START DATA FOR PROCESSING
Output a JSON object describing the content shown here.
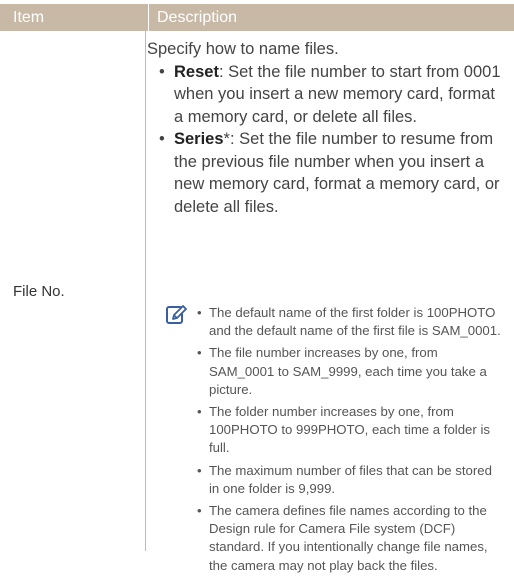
{
  "table": {
    "header_item": "Item",
    "header_description": "Description",
    "row_item": "File No.",
    "intro": "Specify how to name files.",
    "bullets": [
      {
        "term": "Reset",
        "text": ": Set the file number to start from 0001 when you insert a new memory card, format a memory card, or delete all files."
      },
      {
        "term": "Series",
        "text": "*: Set the file number to resume from the previous file number when you insert a new memory card, format a memory card, or delete all files."
      }
    ],
    "notes": [
      "The default name of the first folder is 100PHOTO and the default name of the first file is SAM_0001.",
      "The file number increases by one, from SAM_0001 to SAM_9999, each time you take a picture.",
      "The folder number increases by one, from 100PHOTO to 999PHOTO, each time a folder is full.",
      "The maximum number of files that can be stored in one folder is 9,999.",
      "The camera defines file names according to the Design rule for Camera File system (DCF) standard. If you intentionally change file names, the camera may not play back the files."
    ]
  },
  "colors": {
    "header_bg": "#c7b9a6",
    "note_icon": "#3a5fa0"
  },
  "icons": {
    "note": "note-pencil-icon"
  }
}
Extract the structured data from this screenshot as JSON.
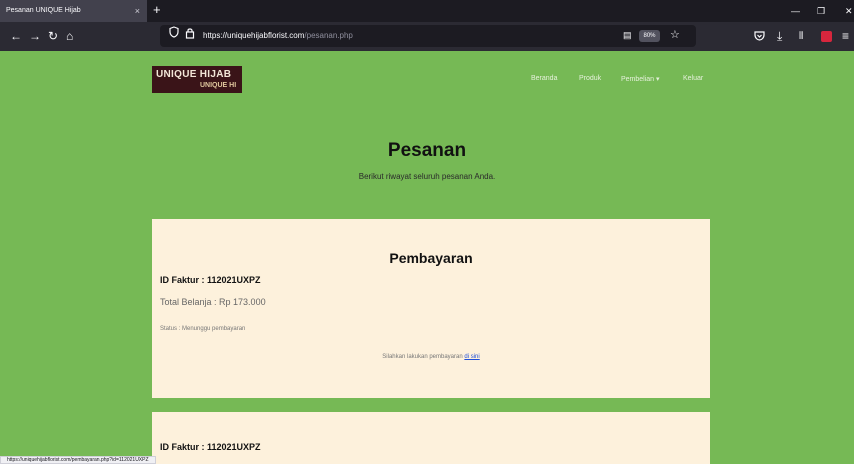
{
  "browser": {
    "tab_title": "Pesanan UNIQUE Hijab",
    "tab_close": "×",
    "new_tab": "+",
    "url_domain": "https://uniquehijabflorist.com",
    "url_path": "/pesanan.php",
    "zoom": "80%",
    "status_url": "https://uniquehijabflorist.com/pembayaran.php?id=112021UXPZ",
    "icons": [
      "back-icon",
      "forward-icon",
      "reload-icon",
      "home-icon",
      "shield-icon",
      "lock-icon",
      "reader-icon",
      "bookmark-star-icon",
      "pocket-icon",
      "download-icon",
      "library-icon",
      "extension-icon",
      "menu-icon",
      "minimize-icon",
      "maximize-icon",
      "close-icon"
    ]
  },
  "site": {
    "logo_line1": "UNIQUE HIJAB",
    "logo_line2": "UNIQUE HI",
    "nav": [
      "Beranda",
      "Produk",
      "Pembelian ▾",
      "Keluar"
    ]
  },
  "main": {
    "title": "Pesanan",
    "subtitle": "Berikut riwayat seluruh pesanan Anda."
  },
  "orders": [
    {
      "heading": "Pembayaran",
      "invoice": "ID Faktur : 112021UXPZ",
      "total": "Total Belanja : Rp 173.000",
      "status": "Status : Menunggu pembayaran",
      "pay_note": "Silahkan lakukan pembayaran",
      "pay_link": "di sini"
    },
    {
      "invoice": "ID Faktur : 112021UXPZ"
    }
  ],
  "colors": {
    "page_bg": "#76b955",
    "card_bg": "#fdf1dc",
    "browser_chrome": "#2b2a33",
    "link": "#1f4ed8"
  }
}
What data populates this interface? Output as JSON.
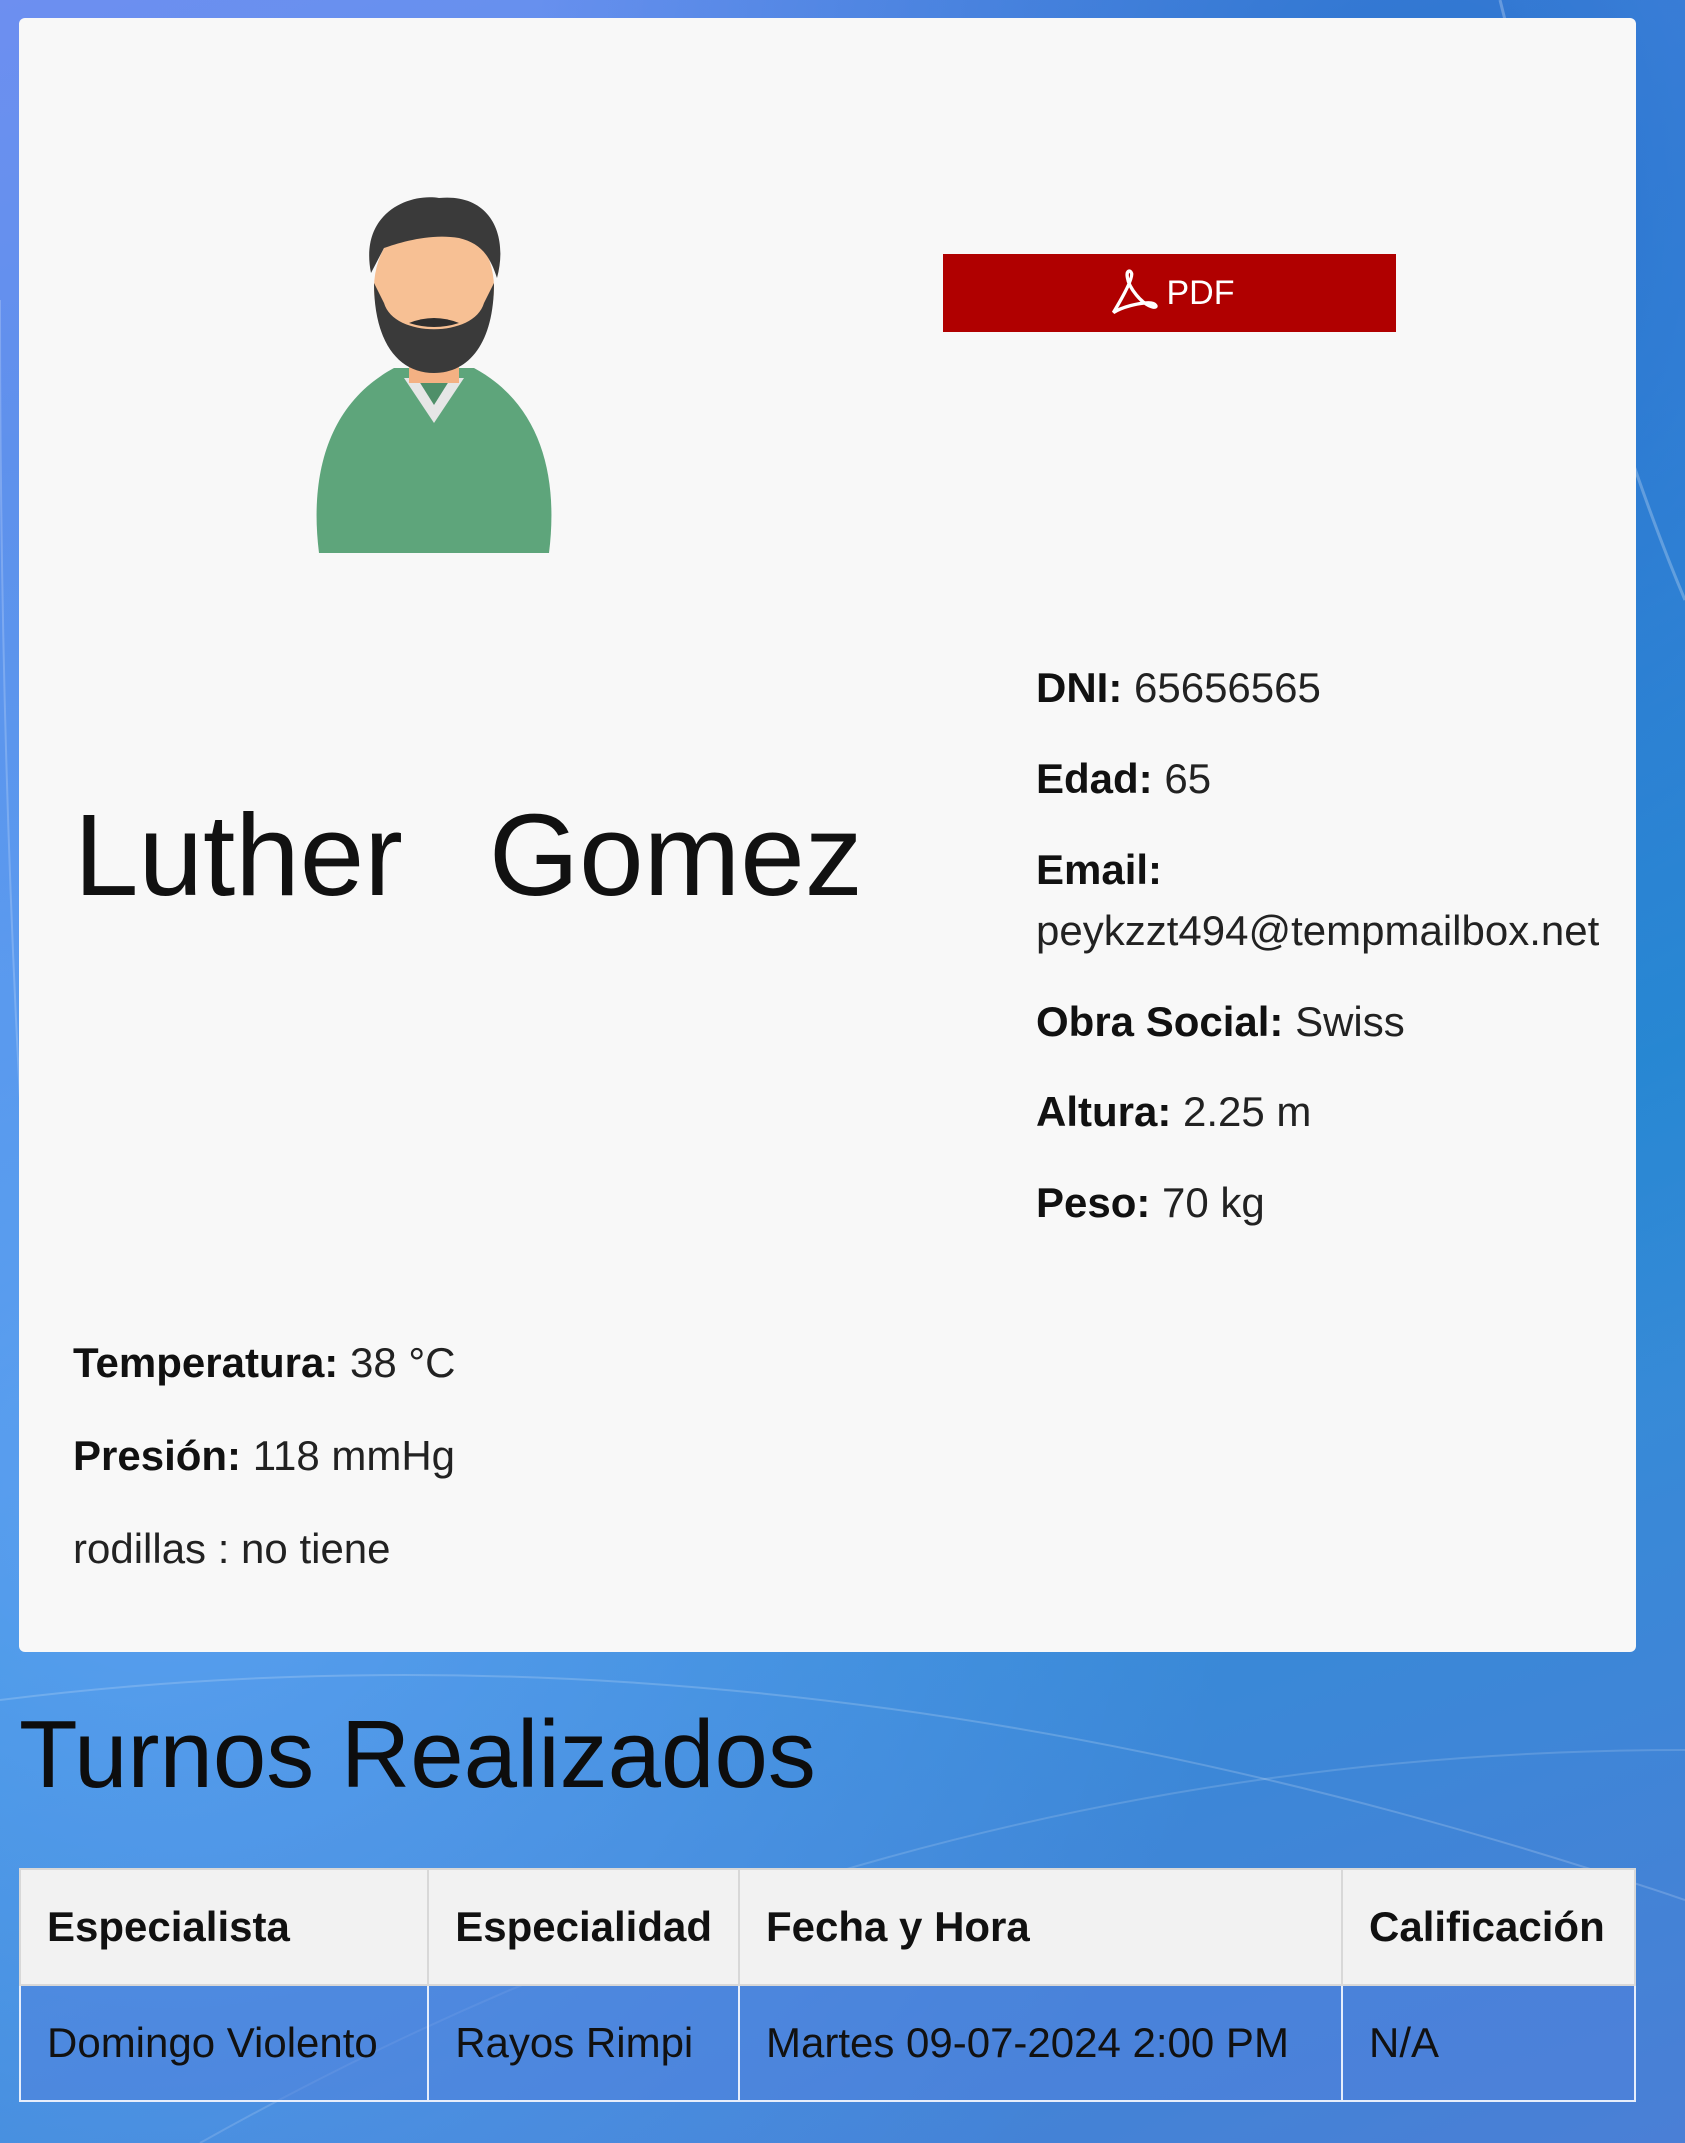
{
  "profile": {
    "first_name": "Luther",
    "last_name": "Gomez",
    "pdf_label": "PDF",
    "info": {
      "dni_label": "DNI:",
      "dni_value": "65656565",
      "edad_label": "Edad:",
      "edad_value": "65",
      "email_label": "Email:",
      "email_value": "peykzzt494@tempmailbox.net",
      "obra_label": "Obra Social:",
      "obra_value": "Swiss",
      "altura_label": "Altura:",
      "altura_value": "2.25 m",
      "peso_label": "Peso:",
      "peso_value": "70 kg"
    },
    "vitals": {
      "temp_label": "Temperatura:",
      "temp_value": "38 °C",
      "presion_label": "Presión:",
      "presion_value": "118 mmHg",
      "extra": "rodillas : no tiene"
    }
  },
  "turnos": {
    "title": "Turnos Realizados",
    "headers": [
      "Especialista",
      "Especialidad",
      "Fecha y Hora",
      "Calificación"
    ],
    "rows": [
      [
        "Domingo Violento",
        "Rayos Rimpi",
        "Martes 09-07-2024 2:00 PM",
        "N/A"
      ]
    ]
  },
  "colors": {
    "pdf_button": "#b00000",
    "card_bg": "#f8f8f8",
    "avatar_shirt": "#5ea57b"
  },
  "icons": {
    "avatar": "user-avatar-icon",
    "pdf": "acrobat-pdf-icon"
  }
}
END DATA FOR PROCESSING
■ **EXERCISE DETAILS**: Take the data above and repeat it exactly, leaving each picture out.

■ **ANSWER BELOW**:
Output a JSON object describing the content shown here.
{
  "table": {
    "header_item": "Item",
    "header_description": "Description",
    "row_item": "File No.",
    "intro": "Specify how to name files.",
    "bullets": [
      {
        "term": "Reset",
        "text": ": Set the file number to start from 0001 when you insert a new memory card, format a memory card, or delete all files."
      },
      {
        "term": "Series",
        "text": "*: Set the file number to resume from the previous file number when you insert a new memory card, format a memory card, or delete all files."
      }
    ],
    "notes": [
      "The default name of the first folder is 100PHOTO and the default name of the first file is SAM_0001.",
      "The file number increases by one, from SAM_0001 to SAM_9999, each time you take a picture.",
      "The folder number increases by one, from 100PHOTO to 999PHOTO, each time a folder is full.",
      "The maximum number of files that can be stored in one folder is 9,999.",
      "The camera defines file names according to the Design rule for Camera File system (DCF) standard. If you intentionally change file names, the camera may not play back the files."
    ]
  },
  "colors": {
    "header_bg": "#c7b9a6",
    "note_icon": "#3a5fa0"
  },
  "icons": {
    "note": "note-pencil-icon"
  }
}
Extract the structured data from this screenshot as JSON.
{
  "browser": {
    "tab_title": "Pesanan UNIQUE Hijab",
    "tab_close": "×",
    "new_tab": "+",
    "url_domain": "https://uniquehijabflorist.com",
    "url_path": "/pesanan.php",
    "zoom": "80%",
    "status_url": "https://uniquehijabflorist.com/pembayaran.php?id=112021UXPZ",
    "icons": [
      "back-icon",
      "forward-icon",
      "reload-icon",
      "home-icon",
      "shield-icon",
      "lock-icon",
      "reader-icon",
      "bookmark-star-icon",
      "pocket-icon",
      "download-icon",
      "library-icon",
      "extension-icon",
      "menu-icon",
      "minimize-icon",
      "maximize-icon",
      "close-icon"
    ]
  },
  "site": {
    "logo_line1": "UNIQUE HIJAB",
    "logo_line2": "UNIQUE HI",
    "nav": [
      "Beranda",
      "Produk",
      "Pembelian ▾",
      "Keluar"
    ]
  },
  "main": {
    "title": "Pesanan",
    "subtitle": "Berikut riwayat seluruh pesanan Anda."
  },
  "orders": [
    {
      "heading": "Pembayaran",
      "invoice": "ID Faktur : 112021UXPZ",
      "total": "Total Belanja : Rp 173.000",
      "status": "Status : Menunggu pembayaran",
      "pay_note": "Silahkan lakukan pembayaran",
      "pay_link": "di sini"
    },
    {
      "invoice": "ID Faktur : 112021UXPZ"
    }
  ],
  "colors": {
    "page_bg": "#76b955",
    "card_bg": "#fdf1dc",
    "browser_chrome": "#2b2a33",
    "link": "#1f4ed8"
  }
}
What data populates this interface? Output as JSON.
{
  "profile": {
    "first_name": "Luther",
    "last_name": "Gomez",
    "pdf_label": "PDF",
    "info": {
      "dni_label": "DNI:",
      "dni_value": "65656565",
      "edad_label": "Edad:",
      "edad_value": "65",
      "email_label": "Email:",
      "email_value": "peykzzt494@tempmailbox.net",
      "obra_label": "Obra Social:",
      "obra_value": "Swiss",
      "altura_label": "Altura:",
      "altura_value": "2.25 m",
      "peso_label": "Peso:",
      "peso_value": "70 kg"
    },
    "vitals": {
      "temp_label": "Temperatura:",
      "temp_value": "38 °C",
      "presion_label": "Presión:",
      "presion_value": "118 mmHg",
      "extra": "rodillas : no tiene"
    }
  },
  "turnos": {
    "title": "Turnos Realizados",
    "headers": [
      "Especialista",
      "Especialidad",
      "Fecha y Hora",
      "Calificación"
    ],
    "rows": [
      [
        "Domingo Violento",
        "Rayos Rimpi",
        "Martes 09-07-2024 2:00 PM",
        "N/A"
      ]
    ]
  },
  "colors": {
    "pdf_button": "#b00000",
    "card_bg": "#f8f8f8",
    "avatar_shirt": "#5ea57b"
  },
  "icons": {
    "avatar": "user-avatar-icon",
    "pdf": "acrobat-pdf-icon"
  }
}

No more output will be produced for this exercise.